We do not come alone to the meeting. For the needs of those within and without the meeting sit down with us . . . in the person of our bodies which connect us with the whole of the natural creation and every exchange of breath reveals our profound dependence on the rest of nature and discloses to us our responsibility for it.
I travel to Moscow each year to participate in the annual meeting of the International Board of Friends House Moscow and visit the programs we support. I also attend Moscow Meeting for Worship. It generally draws a visitor or two plus the usual core of three-to-five regulars, including a Russian Orthodox priest who uses Quaker materials in discussion groups in his church.
Two years ago, I was sitting in a circle of dancers practicing Contact Improvisation. The session started with all of us breathing together, waiting together, and listening for one of us to talk about something that connected the speaker to dance in a deep way. I was suddenly reminded of Quaker meeting for worship.
The room was dimly lit. I was one of fifty dancers standing in a circle, shoulder to shoulder, holding hands. Our leader, Johnathan, stood in the middle of the circle with his guitar. He said he was going to lead us in a practice to experience the aspect of God that existed before time began.
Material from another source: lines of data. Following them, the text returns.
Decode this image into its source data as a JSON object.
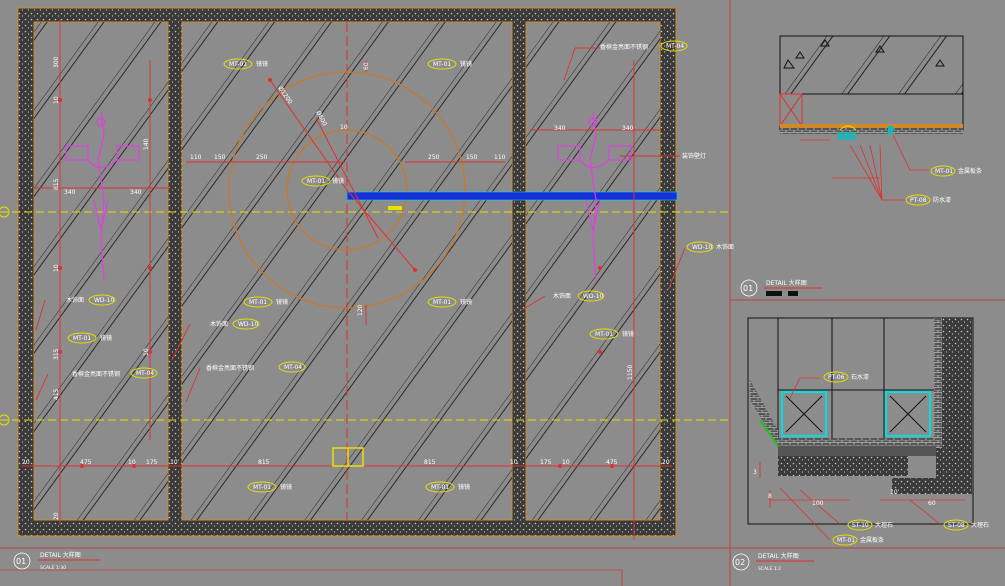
{
  "elevation": {
    "mt01_glass": "镜镜",
    "mt04_stainless": "香槟金亮面不锈钢",
    "wd10_wood": "木饰面",
    "wall_lamp": "装饰壁灯",
    "tag_mt01": "MT-01",
    "tag_mt04": "MT-04",
    "tag_wd10": "WD-10",
    "dims_horizontal": [
      "20",
      "475",
      "10",
      "175",
      "10",
      "815",
      "815",
      "10",
      "175",
      "10",
      "475",
      "20"
    ],
    "dims_left_vertical": [
      "300",
      "10",
      "140",
      "815",
      "10",
      "315",
      "10",
      "415",
      "20"
    ],
    "dims_top": [
      "110",
      "150",
      "250",
      "250",
      "150",
      "110",
      "340",
      "340",
      "340",
      "340"
    ],
    "dims_right_vertical": [
      "1150"
    ],
    "dims_circle": [
      "Ø1200",
      "Ø600",
      "10",
      "60",
      "120"
    ],
    "footer_number": "01",
    "footer_title": "DETAIL 大样图",
    "footer_scale": "SCALE  1:30"
  },
  "detail1": {
    "label_mt01": "MT-01",
    "text_mt01": "金属板条",
    "label_pt08": "PT-08",
    "text_pt08": "防水漆",
    "footer_number": "01",
    "footer_title": "DETAIL 大样图"
  },
  "detail2": {
    "label_pt06": "PT-06",
    "text_pt06": "石水漆",
    "label_st10": "ST-10",
    "text_st10": "大理石",
    "label_st08": "ST-08",
    "text_st08": "大理石",
    "label_mt01": "MT-01",
    "text_mt01": "金属板条",
    "dims": [
      "3",
      "8",
      "100",
      "10",
      "60"
    ],
    "footer_number": "02",
    "footer_title": "DETAIL 大样图",
    "footer_scale": "SCALE  1:2"
  }
}
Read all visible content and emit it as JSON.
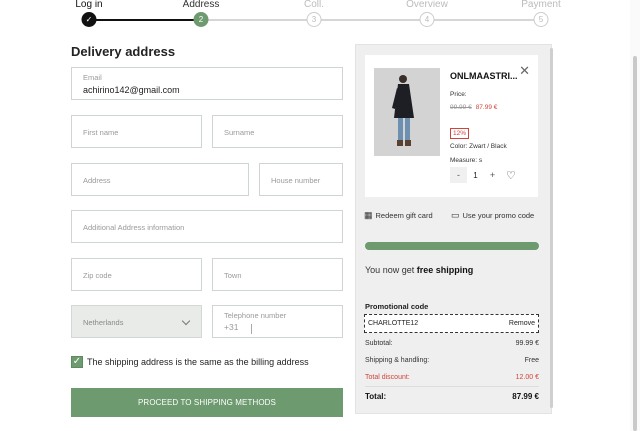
{
  "stepper": {
    "steps": [
      {
        "label": "Log in",
        "marker": "✓",
        "state": "done"
      },
      {
        "label": "Address",
        "marker": "2",
        "state": "active"
      },
      {
        "label": "Coll.",
        "marker": "3",
        "state": "todo"
      },
      {
        "label": "Overview",
        "marker": "4",
        "state": "todo"
      },
      {
        "label": "Payment",
        "marker": "5",
        "state": "todo"
      }
    ]
  },
  "form": {
    "title": "Delivery address",
    "email_label": "Email",
    "email_value": "achirino142@gmail.com",
    "first_name_placeholder": "First name",
    "surname_placeholder": "Surname",
    "address_placeholder": "Address",
    "house_number_placeholder": "House number",
    "additional_placeholder": "Additional Address information",
    "zip_placeholder": "Zip code",
    "town_placeholder": "Town",
    "country_value": "Netherlands",
    "phone_label": "Telephone number",
    "phone_prefix": "+31",
    "same_billing_label": "The shipping address is the same as the billing address",
    "same_billing_checked": true,
    "proceed_label": "PROCEED TO SHIPPING METHODS"
  },
  "summary": {
    "product": {
      "name": "ONLMAASTRI...",
      "price_label": "Price:",
      "old_price": "99.99 €",
      "new_price": "87.99 €",
      "discount_badge": "12%",
      "color_text": "Color: Zwart / Black",
      "measure_text": "Measure: s",
      "quantity": "1",
      "minus": "-",
      "plus": "+"
    },
    "redeem_gift_card": "Redeem gift card",
    "use_promo_code": "Use your promo code",
    "shipping_progress": 1.0,
    "shipping_prefix": "You now get",
    "shipping_strong": "free shipping",
    "promo_title": "Promotional code",
    "promo_code": "CHARLOTTE12",
    "promo_remove": "Remove",
    "subtotal_label": "Subtotal:",
    "subtotal_value": "99.99 €",
    "shipping_label": "Shipping & handling:",
    "shipping_value": "Free",
    "discount_label": "Total discount:",
    "discount_value": "12.00 €",
    "total_label": "Total:",
    "total_value": "87.99 €"
  },
  "colors": {
    "accent": "#6d9a6e",
    "discount": "#d0443a",
    "done": "#111111"
  }
}
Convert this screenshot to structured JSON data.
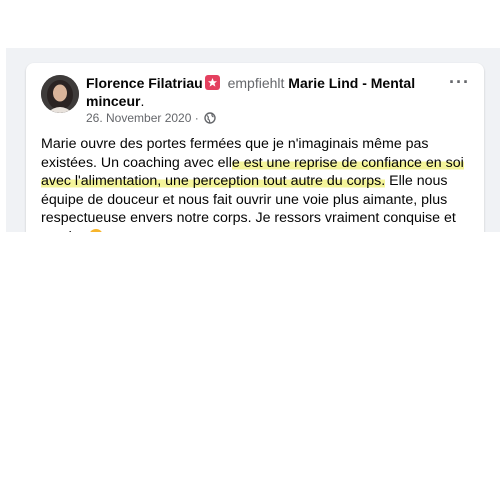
{
  "post": {
    "author": "Florence Filatriau",
    "action": "empfiehlt",
    "page": "Marie Lind - Mental minceur",
    "page_suffix": ".",
    "date": "26. November 2020",
    "date_sep": "·",
    "more_label": "···",
    "body": {
      "part1": "Marie ouvre des portes fermées que je n'imaginais même pas existées. Un coaching avec ell",
      "highlight": "e est une reprise de confiance en soi avec l'alimentation, une perception tout autre du corps.",
      "part2": " Elle nous équipe de douceur et nous fait ouvrir une voie plus aimante, plus respectueuse envers notre corps. Je ressors vraiment conquise et sereine"
    },
    "colors": {
      "highlight": "#f0f078",
      "recommend_badge": "#e4405f",
      "like": "#1877f2",
      "love": "#f33e58"
    },
    "icons": [
      "recommend-icon",
      "globe-icon",
      "heart-eyes-emoji-icon",
      "like-reaction-icon",
      "love-reaction-icon"
    ]
  }
}
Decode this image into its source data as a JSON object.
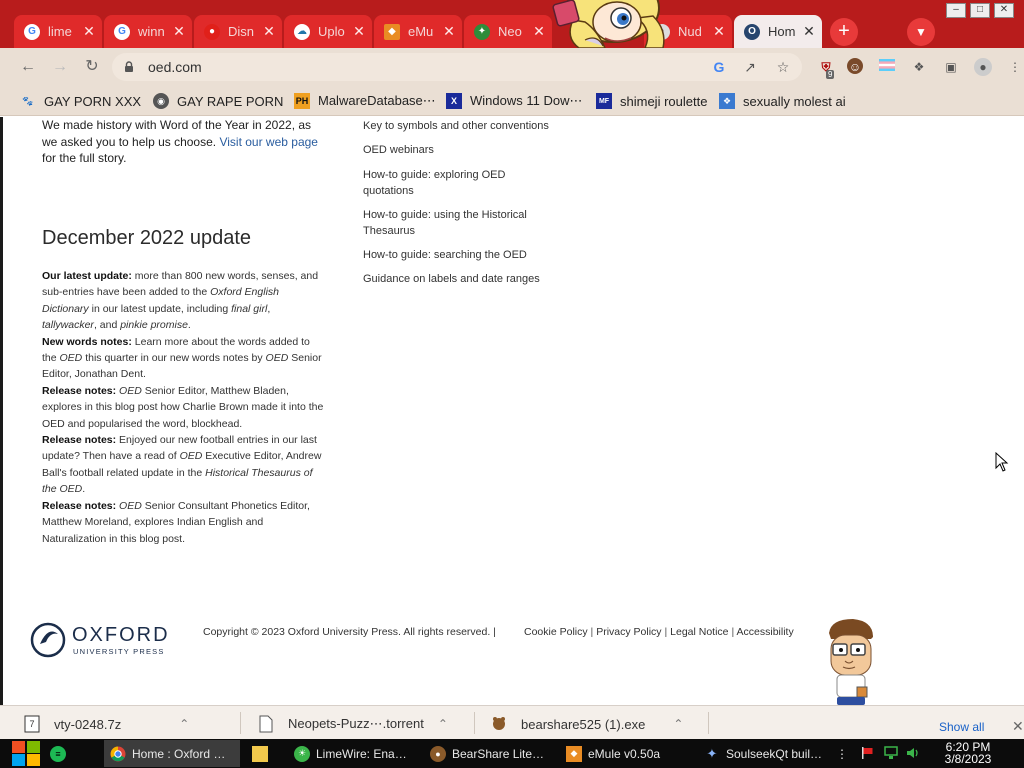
{
  "browser": {
    "tabs": [
      {
        "label": "lime",
        "favicon": "google-icon",
        "color": "#ffffff"
      },
      {
        "label": "winn",
        "favicon": "google-icon",
        "color": "#ffffff"
      },
      {
        "label": "Disn",
        "favicon": "fox-icon",
        "color": "#e0201a"
      },
      {
        "label": "Uplo",
        "favicon": "cloud-icon",
        "color": "#ffffff"
      },
      {
        "label": "eMu",
        "favicon": "emule-icon",
        "color": "#e98c24"
      },
      {
        "label": "Neo",
        "favicon": "neopets-icon",
        "color": "#2e8c3a"
      },
      {
        "label": "Nud",
        "favicon": "generic-icon",
        "color": "#dddddd"
      },
      {
        "label": "Hom",
        "favicon": "oed-icon",
        "color": "#27456e"
      }
    ],
    "url": "oed.com",
    "bookmarks": [
      {
        "label": "GAY PORN XXX",
        "icon": "paw-icon"
      },
      {
        "label": "GAY RAPE PORN",
        "icon": "globe-icon"
      },
      {
        "label": "MalwareDatabase⋯",
        "icon": "ph-icon",
        "icon_text": "PH"
      },
      {
        "label": "Windows 11 Dow⋯",
        "icon": "x-icon",
        "icon_text": "X"
      },
      {
        "label": "shimeji roulette",
        "icon": "mf-icon",
        "icon_text": "MF"
      },
      {
        "label": "sexually molest ai",
        "icon": "puzzle-icon"
      }
    ],
    "extension_badge": "9"
  },
  "page": {
    "intro_text_1": "We made history with Word of the Year in 2022, as we asked you to help us choose. ",
    "intro_link": "Visit our web page",
    "intro_text_2": " for the full story.",
    "update_heading": "December 2022 update",
    "p1_bold": "Our latest update:",
    "p1_a": " more than 800 new words, senses, and sub-entries have been added to the ",
    "p1_i1": "Oxford English Dictionary",
    "p1_b": " in our latest update, including ",
    "p1_i2": "final girl",
    "p1_c": ", ",
    "p1_i3": "tallywacker",
    "p1_d": ", and ",
    "p1_i4": "pinkie promise",
    "p1_e": ".",
    "p2_bold": "New words notes:",
    "p2_a": " Learn more about the words added to the ",
    "p2_i1": "OED",
    "p2_b": " this quarter in our new words notes by ",
    "p2_i2": "OED",
    "p2_c": " Senior Editor, Jonathan Dent.",
    "p3_bold": "Release notes:",
    "p3_a": " ",
    "p3_i1": "OED",
    "p3_b": " Senior Editor, Matthew Bladen, explores in this blog post how Charlie Brown made it into the OED and popularised the word, blockhead.",
    "p4_bold": "Release notes:",
    "p4_a": " Enjoyed our new football entries in our last update? Then have a read of ",
    "p4_i1": "OED",
    "p4_b": " Executive Editor, Andrew Ball's football related update in the ",
    "p4_i2": "Historical Thesaurus of the OED",
    "p4_c": ".",
    "p5_bold": "Release notes:",
    "p5_a": " ",
    "p5_i1": "OED",
    "p5_b": " Senior Consultant Phonetics Editor, Matthew Moreland, explores Indian English and Naturalization in this blog post.",
    "links": [
      "Key to symbols and other conventions",
      "OED webinars",
      "How-to guide: exploring OED quotations",
      "How-to guide: using the Historical Thesaurus",
      "How-to guide: searching the OED",
      "Guidance on labels and date ranges"
    ],
    "logo_title": "OXFORD",
    "logo_subtitle": "UNIVERSITY PRESS",
    "copyright": "Copyright © 2023 Oxford University Press. All rights reserved. |",
    "footer_links": [
      "Cookie Policy",
      "Privacy Policy",
      "Legal Notice",
      "Accessibility"
    ]
  },
  "downloads": {
    "items": [
      "vty-0248.7z",
      "Neopets-Puzz⋯.torrent",
      "bearshare525 (1).exe"
    ],
    "show_all": "Show all"
  },
  "taskbar": {
    "items": [
      {
        "label": "Home : Oxford …",
        "icon": "chrome-icon",
        "active": true
      },
      {
        "label": "",
        "icon": "folder-icon",
        "active": false
      },
      {
        "label": "LimeWire: Ena…",
        "icon": "limewire-icon",
        "active": false
      },
      {
        "label": "BearShare Lite…",
        "icon": "bearshare-icon",
        "active": false
      },
      {
        "label": "eMule v0.50a",
        "icon": "emule-icon",
        "active": false
      },
      {
        "label": "SoulseekQt buil…",
        "icon": "soulseek-icon",
        "active": false
      }
    ],
    "time": "6:20 PM",
    "date": "3/8/2023"
  },
  "colors": {
    "tab_strip": "#b81c1c",
    "tab": "#e02a2a",
    "toolbar": "#eadfd4",
    "link": "#2a5d9f",
    "oxford_navy": "#1b2d4a"
  }
}
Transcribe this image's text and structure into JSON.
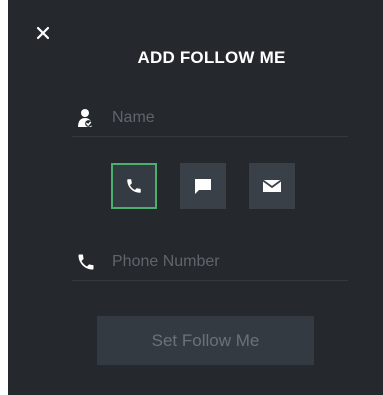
{
  "dialog": {
    "title": "ADD FOLLOW ME",
    "close_icon": "close-icon"
  },
  "name_field": {
    "icon": "person-icon",
    "placeholder": "Name",
    "value": ""
  },
  "contact_types": [
    {
      "icon": "phone-icon",
      "selected": true
    },
    {
      "icon": "chat-icon",
      "selected": false
    },
    {
      "icon": "mail-icon",
      "selected": false
    }
  ],
  "phone_field": {
    "icon": "phone-icon",
    "placeholder": "Phone Number",
    "value": ""
  },
  "submit": {
    "label": "Set Follow Me",
    "enabled": false
  },
  "colors": {
    "background": "#25292e",
    "accent_selected": "#4caf6e",
    "button_bg": "#3a4048",
    "placeholder_text": "#5f656c"
  }
}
Even though Quakers possess skills in conflict resolution (as well as conflict avoidance), a perplexing conflict seems intractably lodged in our Quaker community: a split between Quakers who are drawn primarily to the spiritual side of our practice – emphasizing silence, contemplation, and stillness over all else – and Quakers are who are committed to social action – including demonstrations, l